- [What the exercise asks] Your task is to print all of the entries exactly, though the pictures should not be included.

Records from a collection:
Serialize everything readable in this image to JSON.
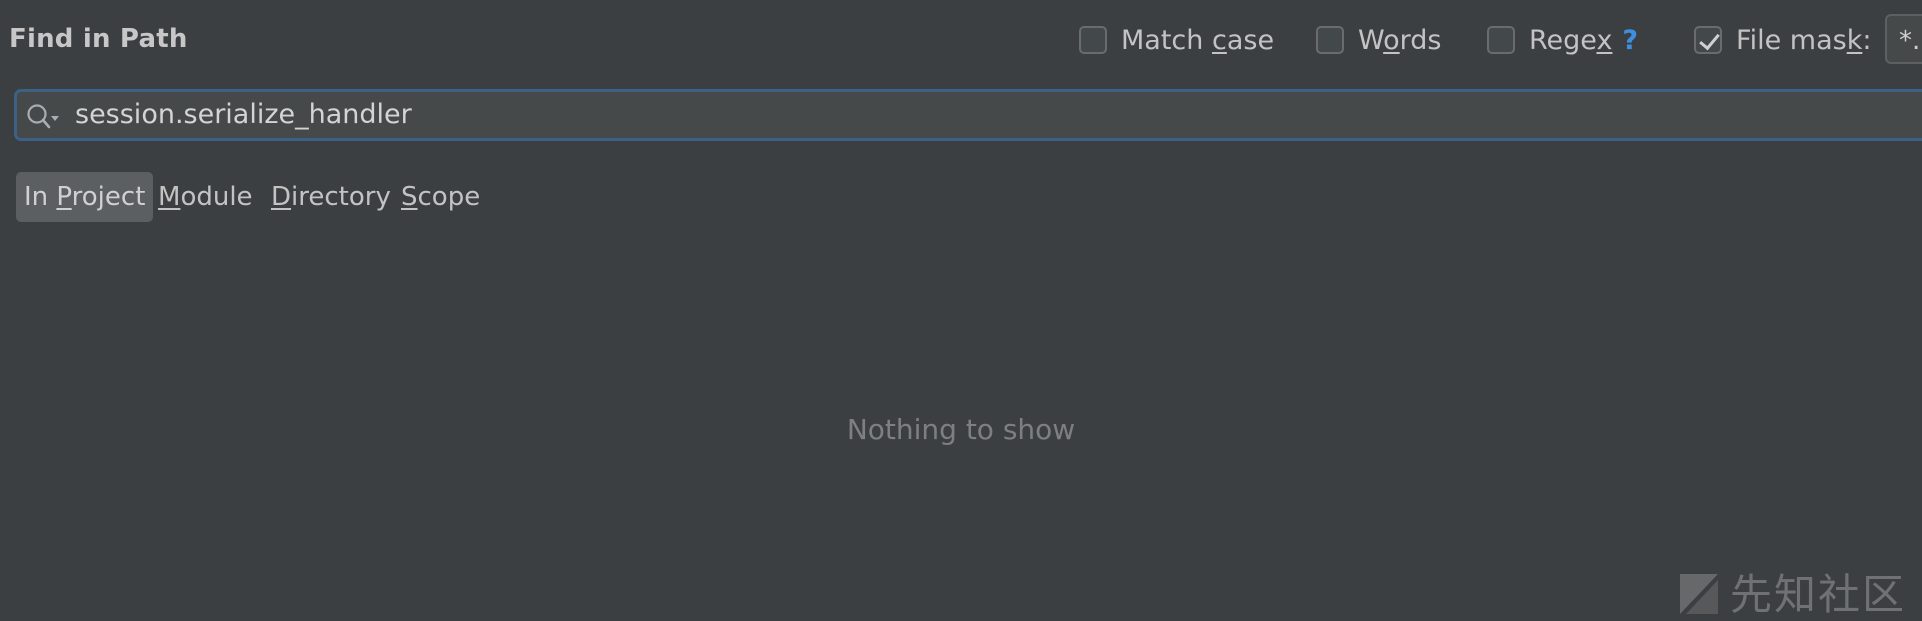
{
  "header": {
    "title": "Find in Path"
  },
  "options": {
    "match_case": {
      "label_pre": "Match ",
      "label_u": "c",
      "label_post": "ase",
      "checked": false
    },
    "words": {
      "label_pre": "W",
      "label_u": "o",
      "label_post": "rds",
      "checked": false
    },
    "regex": {
      "label_pre": "Rege",
      "label_u": "x",
      "label_post": "",
      "help": "?",
      "checked": false
    },
    "file_mask": {
      "label_pre": "File mas",
      "label_u": "k",
      "label_post": ":",
      "checked": true,
      "value": "*."
    }
  },
  "search": {
    "value": "session.serialize_handler",
    "icon": "search-icon"
  },
  "scope_tabs": [
    {
      "pre": "In ",
      "u": "P",
      "post": "roject",
      "active": true
    },
    {
      "pre": "",
      "u": "M",
      "post": "odule",
      "active": false
    },
    {
      "pre": "",
      "u": "D",
      "post": "irectory",
      "active": false
    },
    {
      "pre": "",
      "u": "S",
      "post": "cope",
      "active": false
    }
  ],
  "results": {
    "empty_text": "Nothing to show"
  },
  "watermark": {
    "text": "先知社区"
  },
  "colors": {
    "background": "#3c3f41",
    "input_focus_border": "#3d6185",
    "help_accent": "#3d8fe0",
    "active_tab": "#5b5f62"
  }
}
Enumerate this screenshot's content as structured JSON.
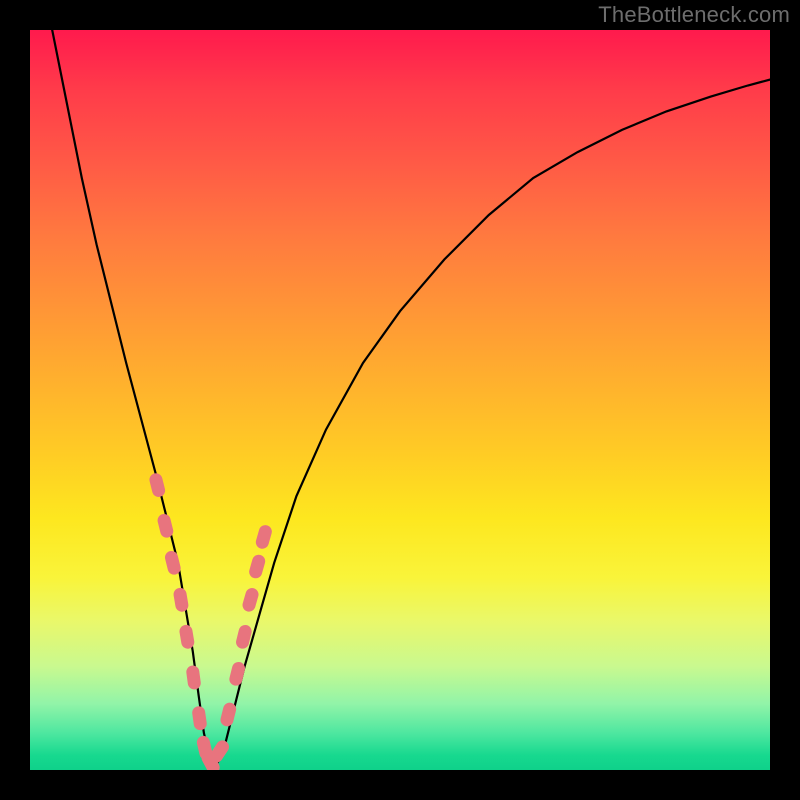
{
  "watermark": "TheBottleneck.com",
  "colors": {
    "frame": "#000000",
    "curve": "#000000",
    "marker_fill": "#e8747e",
    "marker_stroke": "#d2626d",
    "gradient_top": "#ff1a4d",
    "gradient_bottom": "#0fd18a"
  },
  "chart_data": {
    "type": "line",
    "title": "",
    "xlabel": "",
    "ylabel": "",
    "xlim": [
      0,
      100
    ],
    "ylim": [
      0,
      100
    ],
    "grid": false,
    "legend": false,
    "series": [
      {
        "name": "bottleneck-curve",
        "x": [
          3,
          5,
          7,
          9,
          11,
          13,
          15,
          17,
          18.5,
          20,
          21,
          22,
          22.8,
          23.5,
          24.2,
          25,
          26,
          27.5,
          29,
          31,
          33,
          36,
          40,
          45,
          50,
          56,
          62,
          68,
          74,
          80,
          86,
          92,
          97,
          100
        ],
        "y": [
          100,
          90,
          80,
          71,
          63,
          55,
          47.5,
          40,
          34,
          28,
          22,
          16,
          10,
          5,
          2,
          0.5,
          2,
          8,
          14,
          21,
          28,
          37,
          46,
          55,
          62,
          69,
          75,
          80,
          83.5,
          86.5,
          89,
          91,
          92.5,
          93.3
        ]
      }
    ],
    "markers": {
      "name": "highlighted-points",
      "shape": "rounded-bar",
      "x": [
        17.2,
        18.3,
        19.3,
        20.4,
        21.2,
        22.1,
        22.9,
        23.6,
        24.4,
        25.6,
        26.8,
        28.0,
        28.9,
        29.8,
        30.7,
        31.6
      ],
      "y": [
        38.5,
        33.0,
        28.0,
        23.0,
        18.0,
        12.5,
        7.0,
        3.0,
        1.0,
        2.5,
        7.5,
        13.0,
        18.0,
        23.0,
        27.5,
        31.5
      ]
    }
  }
}
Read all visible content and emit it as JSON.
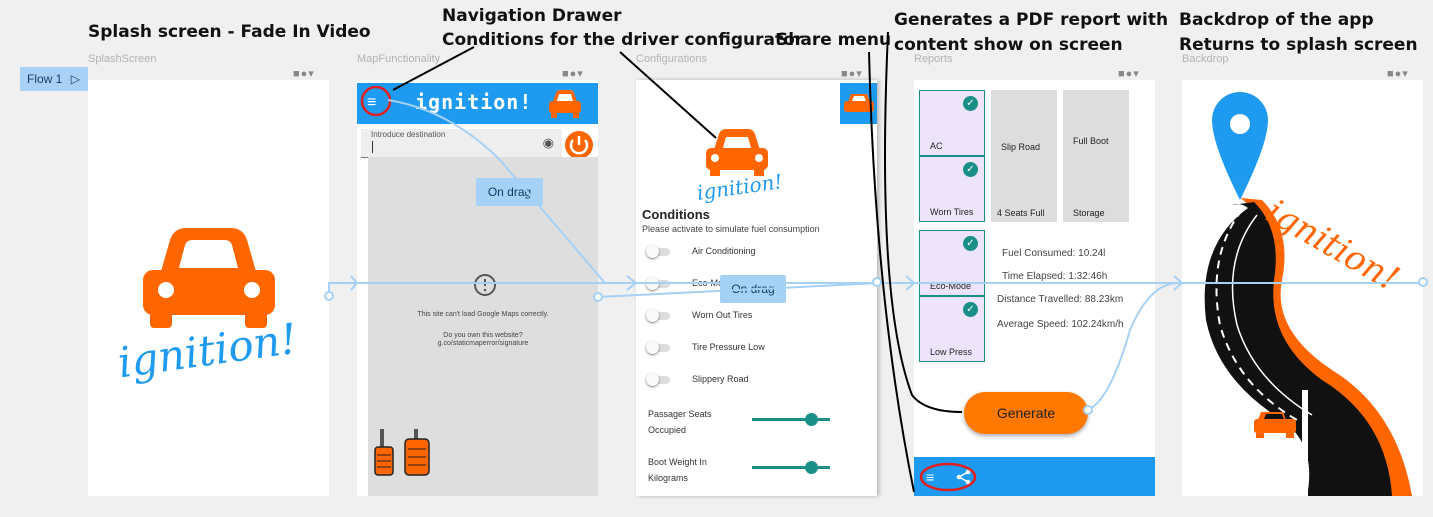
{
  "annotations": {
    "splash": "Splash screen - Fade In Video",
    "nav_line1": "Navigation Drawer",
    "nav_line2": "Conditions for the driver configurator",
    "share": "Share menu",
    "pdf_line1": "Generates a PDF report with",
    "pdf_line2": "content show on screen",
    "backdrop_line1": "Backdrop of the app",
    "backdrop_line2": "Returns to splash screen"
  },
  "frames": {
    "splash": "SplashScreen",
    "map": "MapFunctionality",
    "config": "Configurations",
    "reports": "Reports",
    "backdrop": "Backdrop"
  },
  "flow": {
    "label": "Flow 1"
  },
  "logo_text": "ignition!",
  "map": {
    "title": "ignition!",
    "destination_label": "Introduce destination",
    "drag_label": "On drag",
    "error_line": "This site can't load Google Maps correctly.",
    "own_line1": "Do you own this website?",
    "own_line2": "g.co/staticmaperror/signature"
  },
  "config": {
    "title": "Conditions",
    "subtitle": "Please activate to simulate fuel consumption",
    "toggles": [
      "Air Conditioning",
      "Eco-Mo",
      "Worn Out Tires",
      "Tire Pressure Low",
      "Slippery Road"
    ],
    "drag_label": "On drag",
    "seats_line1": "Passager Seats",
    "seats_line2": "Occupied",
    "boot_line1": "Boot Weight In",
    "boot_line2": "Kilograms",
    "seats_value": 0.8,
    "boot_value": 0.8
  },
  "reports": {
    "tiles": [
      {
        "label": "AC",
        "selected": true
      },
      {
        "label": "Slip Road",
        "selected": false
      },
      {
        "label": "Full Boot",
        "selected": false
      },
      {
        "label": "Worn Tires",
        "selected": true
      },
      {
        "label": "4 Seats Full",
        "selected": false
      },
      {
        "label": "Storage",
        "selected": false
      },
      {
        "label": "Eco-Mode",
        "selected": true
      },
      {
        "label": "Low Press",
        "selected": true
      }
    ],
    "stats": [
      "Fuel Consumed: 10.24l",
      "Time Elapsed: 1:32:46h",
      "Distance Travelled: 88.23km",
      "Average Speed: 102.24km/h"
    ],
    "generate": "Generate"
  },
  "colors": {
    "brand_blue": "#1e9bf0",
    "brand_orange": "#ff6600",
    "accent_teal": "#1a8f88",
    "flow_line": "#a5d1f6"
  }
}
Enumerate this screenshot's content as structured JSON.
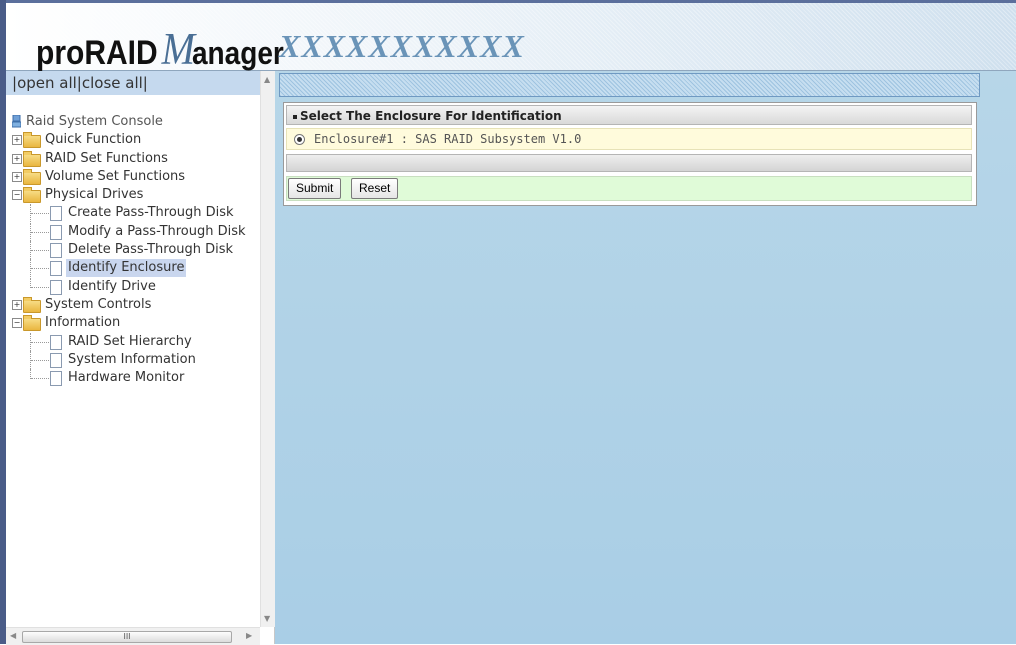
{
  "header": {
    "logo_pro": "proRAID",
    "logo_m": "M",
    "logo_rest": "anager",
    "model": "XXXXXXXXXXX"
  },
  "sidebar": {
    "open_all": "open all",
    "close_all": "close all",
    "root_label": "Raid System Console",
    "items": [
      {
        "label": "Quick Function",
        "kind": "folder",
        "state": "collapsed"
      },
      {
        "label": "RAID Set Functions",
        "kind": "folder",
        "state": "collapsed"
      },
      {
        "label": "Volume Set Functions",
        "kind": "folder",
        "state": "collapsed"
      },
      {
        "label": "Physical Drives",
        "kind": "folder",
        "state": "expanded"
      },
      {
        "label": "Create Pass-Through Disk",
        "kind": "page"
      },
      {
        "label": "Modify a Pass-Through Disk",
        "kind": "page"
      },
      {
        "label": "Delete Pass-Through Disk",
        "kind": "page"
      },
      {
        "label": "Identify Enclosure",
        "kind": "page",
        "selected": true
      },
      {
        "label": "Identify Drive",
        "kind": "page"
      },
      {
        "label": "System Controls",
        "kind": "folder",
        "state": "collapsed"
      },
      {
        "label": "Information",
        "kind": "folder",
        "state": "expanded"
      },
      {
        "label": "RAID Set Hierarchy",
        "kind": "page"
      },
      {
        "label": "System Information",
        "kind": "page"
      },
      {
        "label": "Hardware Monitor",
        "kind": "page"
      }
    ],
    "scroll_grip": "III"
  },
  "main": {
    "panel_title": "Select The Enclosure For Identification",
    "enclosure_option": "Enclosure#1 : SAS RAID Subsystem V1.0",
    "enclosure_selected": true,
    "submit_label": "Submit",
    "reset_label": "Reset"
  },
  "colors": {
    "content_bg": "#b0d2e7",
    "option_row_bg": "#fffbdc",
    "action_row_bg": "#e0fbd8",
    "selected_item_bg": "#c9d6ee"
  }
}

- [Output]
Serialize everything readable in this image to JSON.
{
  "header": {
    "title": "Find in Path"
  },
  "options": {
    "match_case": {
      "label_pre": "Match ",
      "label_u": "c",
      "label_post": "ase",
      "checked": false
    },
    "words": {
      "label_pre": "W",
      "label_u": "o",
      "label_post": "rds",
      "checked": false
    },
    "regex": {
      "label_pre": "Rege",
      "label_u": "x",
      "label_post": "",
      "help": "?",
      "checked": false
    },
    "file_mask": {
      "label_pre": "File mas",
      "label_u": "k",
      "label_post": ":",
      "checked": true,
      "value": "*."
    }
  },
  "search": {
    "value": "session.serialize_handler",
    "icon": "search-icon"
  },
  "scope_tabs": [
    {
      "pre": "In ",
      "u": "P",
      "post": "roject",
      "active": true
    },
    {
      "pre": "",
      "u": "M",
      "post": "odule",
      "active": false
    },
    {
      "pre": "",
      "u": "D",
      "post": "irectory",
      "active": false
    },
    {
      "pre": "",
      "u": "S",
      "post": "cope",
      "active": false
    }
  ],
  "results": {
    "empty_text": "Nothing to show"
  },
  "watermark": {
    "text": "先知社区"
  },
  "colors": {
    "background": "#3c3f41",
    "input_focus_border": "#3d6185",
    "help_accent": "#3d8fe0",
    "active_tab": "#5b5f62"
  }
}
Enumerate this screenshot's content as structured JSON.
{
  "watermark": "TheBottleneck.com",
  "colors": {
    "frame": "#000000",
    "curve": "#000000",
    "marker_fill": "#e8747e",
    "marker_stroke": "#d2626d",
    "gradient_top": "#ff1a4d",
    "gradient_bottom": "#0fd18a"
  },
  "chart_data": {
    "type": "line",
    "title": "",
    "xlabel": "",
    "ylabel": "",
    "xlim": [
      0,
      100
    ],
    "ylim": [
      0,
      100
    ],
    "grid": false,
    "legend": false,
    "series": [
      {
        "name": "bottleneck-curve",
        "x": [
          3,
          5,
          7,
          9,
          11,
          13,
          15,
          17,
          18.5,
          20,
          21,
          22,
          22.8,
          23.5,
          24.2,
          25,
          26,
          27.5,
          29,
          31,
          33,
          36,
          40,
          45,
          50,
          56,
          62,
          68,
          74,
          80,
          86,
          92,
          97,
          100
        ],
        "y": [
          100,
          90,
          80,
          71,
          63,
          55,
          47.5,
          40,
          34,
          28,
          22,
          16,
          10,
          5,
          2,
          0.5,
          2,
          8,
          14,
          21,
          28,
          37,
          46,
          55,
          62,
          69,
          75,
          80,
          83.5,
          86.5,
          89,
          91,
          92.5,
          93.3
        ]
      }
    ],
    "markers": {
      "name": "highlighted-points",
      "shape": "rounded-bar",
      "x": [
        17.2,
        18.3,
        19.3,
        20.4,
        21.2,
        22.1,
        22.9,
        23.6,
        24.4,
        25.6,
        26.8,
        28.0,
        28.9,
        29.8,
        30.7,
        31.6
      ],
      "y": [
        38.5,
        33.0,
        28.0,
        23.0,
        18.0,
        12.5,
        7.0,
        3.0,
        1.0,
        2.5,
        7.5,
        13.0,
        18.0,
        23.0,
        27.5,
        31.5
      ]
    }
  }
}
Read all visible content and emit it as JSON.
{
  "annotations": {
    "splash": "Splash screen - Fade In Video",
    "nav_line1": "Navigation Drawer",
    "nav_line2": "Conditions for the driver configurator",
    "share": "Share menu",
    "pdf_line1": "Generates a PDF report with",
    "pdf_line2": "content show on screen",
    "backdrop_line1": "Backdrop of the app",
    "backdrop_line2": "Returns to splash screen"
  },
  "frames": {
    "splash": "SplashScreen",
    "map": "MapFunctionality",
    "config": "Configurations",
    "reports": "Reports",
    "backdrop": "Backdrop"
  },
  "flow": {
    "label": "Flow 1"
  },
  "logo_text": "ignition!",
  "map": {
    "title": "ignition!",
    "destination_label": "Introduce destination",
    "drag_label": "On drag",
    "error_line": "This site can't load Google Maps correctly.",
    "own_line1": "Do you own this website?",
    "own_line2": "g.co/staticmaperror/signature"
  },
  "config": {
    "title": "Conditions",
    "subtitle": "Please activate to simulate fuel consumption",
    "toggles": [
      "Air Conditioning",
      "Eco-Mo",
      "Worn Out Tires",
      "Tire Pressure Low",
      "Slippery Road"
    ],
    "drag_label": "On drag",
    "seats_line1": "Passager Seats",
    "seats_line2": "Occupied",
    "boot_line1": "Boot Weight In",
    "boot_line2": "Kilograms",
    "seats_value": 0.8,
    "boot_value": 0.8
  },
  "reports": {
    "tiles": [
      {
        "label": "AC",
        "selected": true
      },
      {
        "label": "Slip Road",
        "selected": false
      },
      {
        "label": "Full Boot",
        "selected": false
      },
      {
        "label": "Worn Tires",
        "selected": true
      },
      {
        "label": "4 Seats Full",
        "selected": false
      },
      {
        "label": "Storage",
        "selected": false
      },
      {
        "label": "Eco-Mode",
        "selected": true
      },
      {
        "label": "Low Press",
        "selected": true
      }
    ],
    "stats": [
      "Fuel Consumed: 10.24l",
      "Time Elapsed: 1:32:46h",
      "Distance Travelled: 88.23km",
      "Average Speed: 102.24km/h"
    ],
    "generate": "Generate"
  },
  "colors": {
    "brand_blue": "#1e9bf0",
    "brand_orange": "#ff6600",
    "accent_teal": "#1a8f88",
    "flow_line": "#a5d1f6"
  }
}
Enumerate this screenshot's content as structured JSON.
{
  "header": {
    "logo_pro": "proRAID",
    "logo_m": "M",
    "logo_rest": "anager",
    "model": "XXXXXXXXXXX"
  },
  "sidebar": {
    "open_all": "open all",
    "close_all": "close all",
    "root_label": "Raid System Console",
    "items": [
      {
        "label": "Quick Function",
        "kind": "folder",
        "state": "collapsed"
      },
      {
        "label": "RAID Set Functions",
        "kind": "folder",
        "state": "collapsed"
      },
      {
        "label": "Volume Set Functions",
        "kind": "folder",
        "state": "collapsed"
      },
      {
        "label": "Physical Drives",
        "kind": "folder",
        "state": "expanded"
      },
      {
        "label": "Create Pass-Through Disk",
        "kind": "page"
      },
      {
        "label": "Modify a Pass-Through Disk",
        "kind": "page"
      },
      {
        "label": "Delete Pass-Through Disk",
        "kind": "page"
      },
      {
        "label": "Identify Enclosure",
        "kind": "page",
        "selected": true
      },
      {
        "label": "Identify Drive",
        "kind": "page"
      },
      {
        "label": "System Controls",
        "kind": "folder",
        "state": "collapsed"
      },
      {
        "label": "Information",
        "kind": "folder",
        "state": "expanded"
      },
      {
        "label": "RAID Set Hierarchy",
        "kind": "page"
      },
      {
        "label": "System Information",
        "kind": "page"
      },
      {
        "label": "Hardware Monitor",
        "kind": "page"
      }
    ],
    "scroll_grip": "III"
  },
  "main": {
    "panel_title": "Select The Enclosure For Identification",
    "enclosure_option": "Enclosure#1 : SAS RAID Subsystem V1.0",
    "enclosure_selected": true,
    "submit_label": "Submit",
    "reset_label": "Reset"
  },
  "colors": {
    "content_bg": "#b0d2e7",
    "option_row_bg": "#fffbdc",
    "action_row_bg": "#e0fbd8",
    "selected_item_bg": "#c9d6ee"
  }
}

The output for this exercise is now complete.